Exercise directions: Leaving the pictures aside, repeat each line below exactly.

[Data records]
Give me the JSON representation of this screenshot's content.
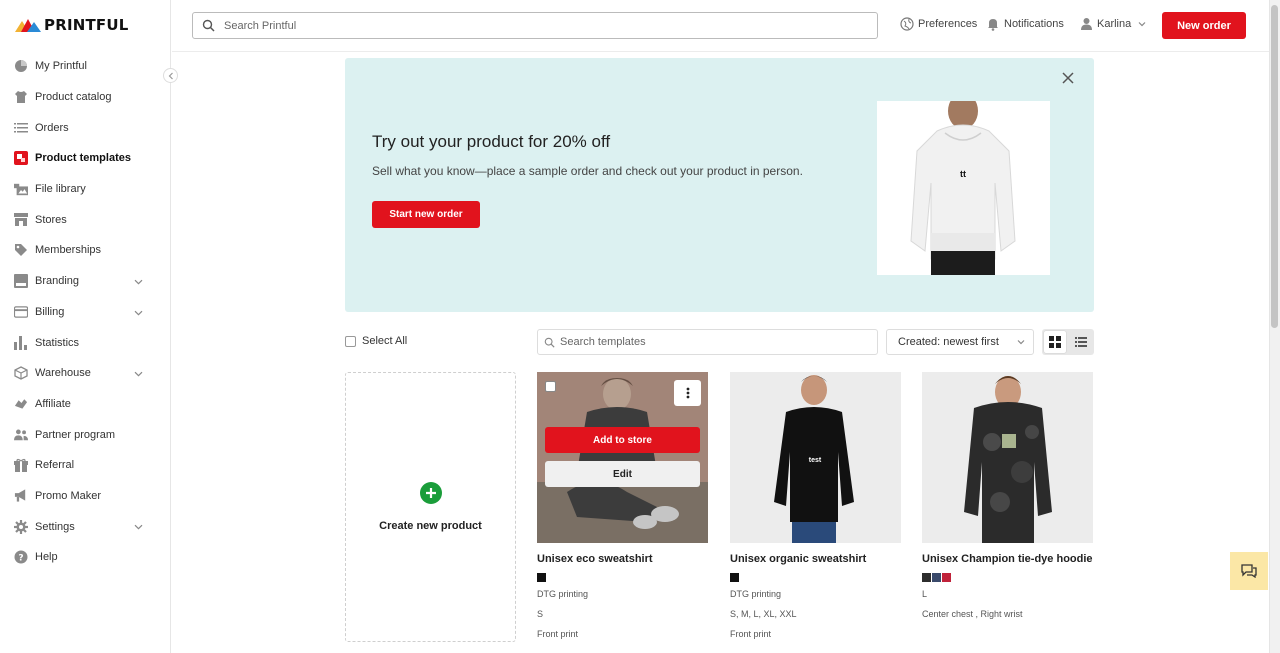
{
  "brand": {
    "name": "PRINTFUL",
    "accent": "#e1131d"
  },
  "sidebar": {
    "items": [
      {
        "label": "My Printful",
        "icon": "pie-chart-icon"
      },
      {
        "label": "Product catalog",
        "icon": "tshirt-icon"
      },
      {
        "label": "Orders",
        "icon": "list-icon"
      },
      {
        "label": "Product templates",
        "icon": "templates-icon",
        "active": true
      },
      {
        "label": "File library",
        "icon": "images-icon"
      },
      {
        "label": "Stores",
        "icon": "store-icon"
      },
      {
        "label": "Memberships",
        "icon": "tag-icon"
      },
      {
        "label": "Branding",
        "icon": "branding-icon",
        "expandable": true
      },
      {
        "label": "Billing",
        "icon": "credit-card-icon",
        "expandable": true
      },
      {
        "label": "Statistics",
        "icon": "bar-chart-icon"
      },
      {
        "label": "Warehouse",
        "icon": "box-icon",
        "expandable": true
      },
      {
        "label": "Affiliate",
        "icon": "handshake-icon"
      },
      {
        "label": "Partner program",
        "icon": "people-icon"
      },
      {
        "label": "Referral",
        "icon": "gift-icon"
      },
      {
        "label": "Promo Maker",
        "icon": "megaphone-icon"
      },
      {
        "label": "Settings",
        "icon": "gear-icon",
        "expandable": true
      },
      {
        "label": "Help",
        "icon": "help-icon"
      }
    ]
  },
  "topbar": {
    "search_placeholder": "Search Printful",
    "preferences": "Preferences",
    "notifications": "Notifications",
    "user": "Karlina",
    "new_order": "New order"
  },
  "banner": {
    "title": "Try out your product for 20% off",
    "subtitle": "Sell what you know—place a sample order and check out your product in person.",
    "cta": "Start new order",
    "print_text": "tt",
    "background": "#dcf1f1"
  },
  "templates": {
    "select_all": "Select All",
    "search_placeholder": "Search templates",
    "sort": "Created: newest first",
    "create_label": "Create new product",
    "cards": [
      {
        "name": "Unisex eco sweatshirt",
        "colors": [
          "#111111"
        ],
        "technique": "DTG printing",
        "sizes": "S",
        "placement": "Front print",
        "add_to_store": "Add to store",
        "edit": "Edit"
      },
      {
        "name": "Unisex organic sweatshirt",
        "colors": [
          "#111111"
        ],
        "technique": "DTG printing",
        "sizes": "S, M, L, XL, XXL",
        "placement": "Front print",
        "print_text": "test"
      },
      {
        "name": "Unisex Champion tie-dye hoodie",
        "colors": [
          "#2d2d2d",
          "#3a4a6b",
          "#c0223a"
        ],
        "technique": "L",
        "sizes": "Center chest , Right wrist"
      }
    ]
  }
}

Response to the task:
Give me the JSON representation of this screenshot's content.
{
  "brand": {
    "name": "PRINTFUL",
    "accent": "#e1131d"
  },
  "sidebar": {
    "items": [
      {
        "label": "My Printful",
        "icon": "pie-chart-icon"
      },
      {
        "label": "Product catalog",
        "icon": "tshirt-icon"
      },
      {
        "label": "Orders",
        "icon": "list-icon"
      },
      {
        "label": "Product templates",
        "icon": "templates-icon",
        "active": true
      },
      {
        "label": "File library",
        "icon": "images-icon"
      },
      {
        "label": "Stores",
        "icon": "store-icon"
      },
      {
        "label": "Memberships",
        "icon": "tag-icon"
      },
      {
        "label": "Branding",
        "icon": "branding-icon",
        "expandable": true
      },
      {
        "label": "Billing",
        "icon": "credit-card-icon",
        "expandable": true
      },
      {
        "label": "Statistics",
        "icon": "bar-chart-icon"
      },
      {
        "label": "Warehouse",
        "icon": "box-icon",
        "expandable": true
      },
      {
        "label": "Affiliate",
        "icon": "handshake-icon"
      },
      {
        "label": "Partner program",
        "icon": "people-icon"
      },
      {
        "label": "Referral",
        "icon": "gift-icon"
      },
      {
        "label": "Promo Maker",
        "icon": "megaphone-icon"
      },
      {
        "label": "Settings",
        "icon": "gear-icon",
        "expandable": true
      },
      {
        "label": "Help",
        "icon": "help-icon"
      }
    ]
  },
  "topbar": {
    "search_placeholder": "Search Printful",
    "preferences": "Preferences",
    "notifications": "Notifications",
    "user": "Karlina",
    "new_order": "New order"
  },
  "banner": {
    "title": "Try out your product for 20% off",
    "subtitle": "Sell what you know—place a sample order and check out your product in person.",
    "cta": "Start new order",
    "print_text": "tt",
    "background": "#dcf1f1"
  },
  "templates": {
    "select_all": "Select All",
    "search_placeholder": "Search templates",
    "sort": "Created: newest first",
    "create_label": "Create new product",
    "cards": [
      {
        "name": "Unisex eco sweatshirt",
        "colors": [
          "#111111"
        ],
        "technique": "DTG printing",
        "sizes": "S",
        "placement": "Front print",
        "add_to_store": "Add to store",
        "edit": "Edit"
      },
      {
        "name": "Unisex organic sweatshirt",
        "colors": [
          "#111111"
        ],
        "technique": "DTG printing",
        "sizes": "S, M, L, XL, XXL",
        "placement": "Front print",
        "print_text": "test"
      },
      {
        "name": "Unisex Champion tie-dye hoodie",
        "colors": [
          "#2d2d2d",
          "#3a4a6b",
          "#c0223a"
        ],
        "technique": "L",
        "sizes": "Center chest , Right wrist"
      }
    ]
  }
}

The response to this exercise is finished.